→ **What is required**: Find and return every line of the data that contains the word "caption".

App and web page records:

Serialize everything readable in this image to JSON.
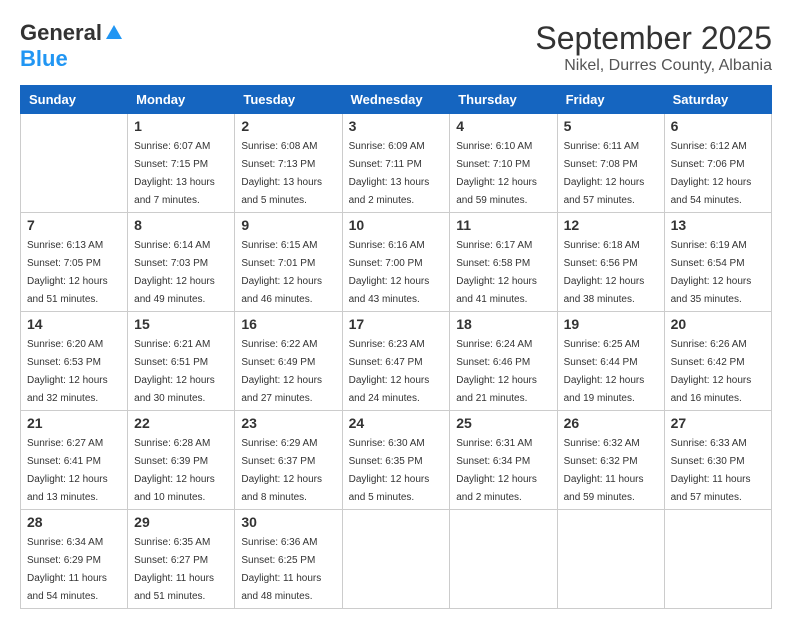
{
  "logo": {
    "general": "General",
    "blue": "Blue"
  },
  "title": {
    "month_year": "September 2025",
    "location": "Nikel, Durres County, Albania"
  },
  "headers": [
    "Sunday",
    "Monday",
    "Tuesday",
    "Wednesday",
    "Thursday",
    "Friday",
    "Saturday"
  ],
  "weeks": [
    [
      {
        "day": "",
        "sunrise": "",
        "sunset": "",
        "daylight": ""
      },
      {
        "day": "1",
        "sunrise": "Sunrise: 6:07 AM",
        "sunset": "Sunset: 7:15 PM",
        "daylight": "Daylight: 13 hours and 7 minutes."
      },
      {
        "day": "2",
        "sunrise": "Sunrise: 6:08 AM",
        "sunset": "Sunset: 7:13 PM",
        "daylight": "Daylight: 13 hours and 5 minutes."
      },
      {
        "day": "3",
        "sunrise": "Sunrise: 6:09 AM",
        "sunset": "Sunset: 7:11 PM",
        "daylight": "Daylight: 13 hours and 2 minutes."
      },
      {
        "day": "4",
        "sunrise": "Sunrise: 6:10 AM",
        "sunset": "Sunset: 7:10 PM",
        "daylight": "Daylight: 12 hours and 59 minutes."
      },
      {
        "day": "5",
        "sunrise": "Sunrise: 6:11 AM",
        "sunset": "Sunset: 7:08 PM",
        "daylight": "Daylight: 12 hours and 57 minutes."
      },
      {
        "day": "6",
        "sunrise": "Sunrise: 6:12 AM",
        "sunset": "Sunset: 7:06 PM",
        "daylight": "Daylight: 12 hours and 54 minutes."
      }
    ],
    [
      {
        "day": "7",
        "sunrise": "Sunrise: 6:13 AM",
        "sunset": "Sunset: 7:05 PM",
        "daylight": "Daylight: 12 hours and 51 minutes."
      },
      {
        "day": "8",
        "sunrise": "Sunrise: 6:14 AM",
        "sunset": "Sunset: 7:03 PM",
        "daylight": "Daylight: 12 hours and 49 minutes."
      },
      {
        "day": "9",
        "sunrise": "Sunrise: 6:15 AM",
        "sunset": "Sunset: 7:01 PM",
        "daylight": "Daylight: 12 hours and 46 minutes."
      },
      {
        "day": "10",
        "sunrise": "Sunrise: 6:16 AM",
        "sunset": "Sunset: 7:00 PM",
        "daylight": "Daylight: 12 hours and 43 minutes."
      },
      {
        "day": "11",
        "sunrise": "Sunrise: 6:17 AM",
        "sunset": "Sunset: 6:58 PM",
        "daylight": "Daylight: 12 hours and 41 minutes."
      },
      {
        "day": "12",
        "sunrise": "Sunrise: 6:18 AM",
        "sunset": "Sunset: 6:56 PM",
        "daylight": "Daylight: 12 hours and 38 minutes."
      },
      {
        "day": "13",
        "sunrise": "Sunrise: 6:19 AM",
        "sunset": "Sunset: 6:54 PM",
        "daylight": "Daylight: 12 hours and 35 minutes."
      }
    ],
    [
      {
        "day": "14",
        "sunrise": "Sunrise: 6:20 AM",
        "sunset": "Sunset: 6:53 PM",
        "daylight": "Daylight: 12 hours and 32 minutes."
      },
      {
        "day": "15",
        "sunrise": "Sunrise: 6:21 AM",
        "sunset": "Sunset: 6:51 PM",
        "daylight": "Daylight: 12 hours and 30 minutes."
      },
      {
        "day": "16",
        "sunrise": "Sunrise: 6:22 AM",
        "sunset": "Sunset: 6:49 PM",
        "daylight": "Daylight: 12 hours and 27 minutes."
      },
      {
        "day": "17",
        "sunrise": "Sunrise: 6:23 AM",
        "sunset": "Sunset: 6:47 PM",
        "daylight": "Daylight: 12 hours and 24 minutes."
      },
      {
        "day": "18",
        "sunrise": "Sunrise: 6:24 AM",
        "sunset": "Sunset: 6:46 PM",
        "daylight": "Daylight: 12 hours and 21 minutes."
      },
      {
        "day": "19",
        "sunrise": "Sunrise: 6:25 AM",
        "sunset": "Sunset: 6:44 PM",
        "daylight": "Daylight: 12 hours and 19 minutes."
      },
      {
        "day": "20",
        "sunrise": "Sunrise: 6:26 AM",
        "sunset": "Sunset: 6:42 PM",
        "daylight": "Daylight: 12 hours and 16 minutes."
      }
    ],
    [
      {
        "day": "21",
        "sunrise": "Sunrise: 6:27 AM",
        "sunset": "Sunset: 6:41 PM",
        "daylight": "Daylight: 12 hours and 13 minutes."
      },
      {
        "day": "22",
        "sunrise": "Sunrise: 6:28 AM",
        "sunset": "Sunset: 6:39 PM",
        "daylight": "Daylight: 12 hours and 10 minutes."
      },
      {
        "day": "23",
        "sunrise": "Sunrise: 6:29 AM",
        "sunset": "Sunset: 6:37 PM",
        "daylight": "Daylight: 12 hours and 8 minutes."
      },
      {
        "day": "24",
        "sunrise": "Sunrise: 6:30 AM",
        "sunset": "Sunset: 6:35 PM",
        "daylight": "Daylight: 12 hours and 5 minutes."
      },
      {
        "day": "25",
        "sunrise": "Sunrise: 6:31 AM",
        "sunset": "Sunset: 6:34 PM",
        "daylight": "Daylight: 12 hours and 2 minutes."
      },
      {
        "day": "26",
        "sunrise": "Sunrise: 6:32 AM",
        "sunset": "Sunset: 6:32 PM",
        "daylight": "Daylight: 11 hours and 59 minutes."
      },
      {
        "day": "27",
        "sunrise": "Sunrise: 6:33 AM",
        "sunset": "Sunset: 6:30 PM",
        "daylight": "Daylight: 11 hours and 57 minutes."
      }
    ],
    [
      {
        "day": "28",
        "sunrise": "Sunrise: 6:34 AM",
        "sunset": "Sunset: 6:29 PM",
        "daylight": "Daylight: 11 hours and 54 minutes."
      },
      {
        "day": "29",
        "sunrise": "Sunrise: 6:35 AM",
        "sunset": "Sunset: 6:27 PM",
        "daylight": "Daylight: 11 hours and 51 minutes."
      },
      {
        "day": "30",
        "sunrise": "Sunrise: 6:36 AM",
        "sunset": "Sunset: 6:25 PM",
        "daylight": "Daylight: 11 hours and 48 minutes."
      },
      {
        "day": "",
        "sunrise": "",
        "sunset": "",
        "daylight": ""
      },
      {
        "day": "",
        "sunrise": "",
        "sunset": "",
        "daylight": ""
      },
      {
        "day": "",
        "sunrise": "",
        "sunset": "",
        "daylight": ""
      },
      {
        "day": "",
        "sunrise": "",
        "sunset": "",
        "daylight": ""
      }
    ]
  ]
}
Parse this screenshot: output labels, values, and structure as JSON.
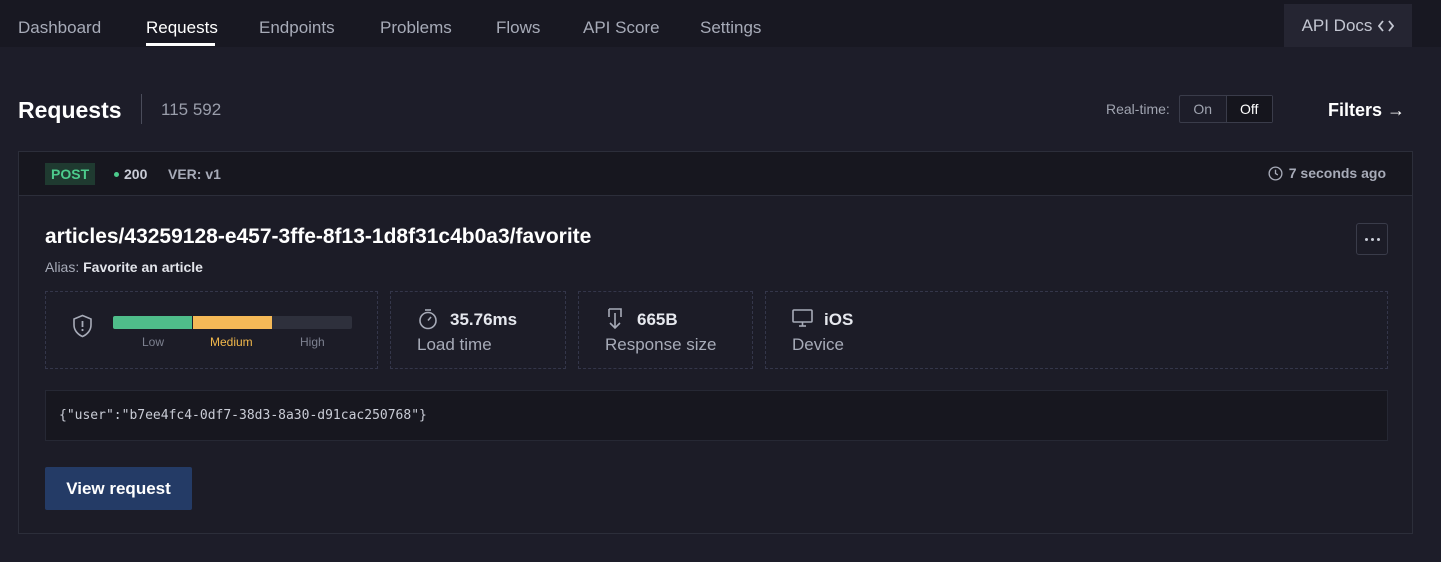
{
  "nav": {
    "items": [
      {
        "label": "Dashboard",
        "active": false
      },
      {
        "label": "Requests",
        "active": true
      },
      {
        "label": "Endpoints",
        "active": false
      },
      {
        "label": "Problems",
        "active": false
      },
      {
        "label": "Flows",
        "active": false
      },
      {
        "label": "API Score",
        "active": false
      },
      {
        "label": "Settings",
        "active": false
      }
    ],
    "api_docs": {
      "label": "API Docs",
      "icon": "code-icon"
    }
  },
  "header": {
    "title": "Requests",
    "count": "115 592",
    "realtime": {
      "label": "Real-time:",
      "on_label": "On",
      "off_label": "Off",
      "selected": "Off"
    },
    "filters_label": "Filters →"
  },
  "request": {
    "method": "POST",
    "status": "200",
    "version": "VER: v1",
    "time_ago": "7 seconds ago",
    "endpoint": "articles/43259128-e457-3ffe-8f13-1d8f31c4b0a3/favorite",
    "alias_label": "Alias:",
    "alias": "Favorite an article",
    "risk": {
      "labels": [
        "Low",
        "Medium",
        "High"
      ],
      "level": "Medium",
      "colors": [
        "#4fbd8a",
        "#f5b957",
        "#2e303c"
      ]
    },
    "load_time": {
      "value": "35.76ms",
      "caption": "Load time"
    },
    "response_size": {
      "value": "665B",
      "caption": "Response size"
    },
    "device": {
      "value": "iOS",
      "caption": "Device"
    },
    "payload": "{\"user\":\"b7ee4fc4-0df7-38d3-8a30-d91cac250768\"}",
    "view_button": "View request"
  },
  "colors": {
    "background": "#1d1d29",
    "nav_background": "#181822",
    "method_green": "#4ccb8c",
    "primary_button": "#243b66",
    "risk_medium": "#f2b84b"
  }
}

→ **Result of this task**:
      "caption": "Load time"
      "caption": "Response size"
      "caption": "Device"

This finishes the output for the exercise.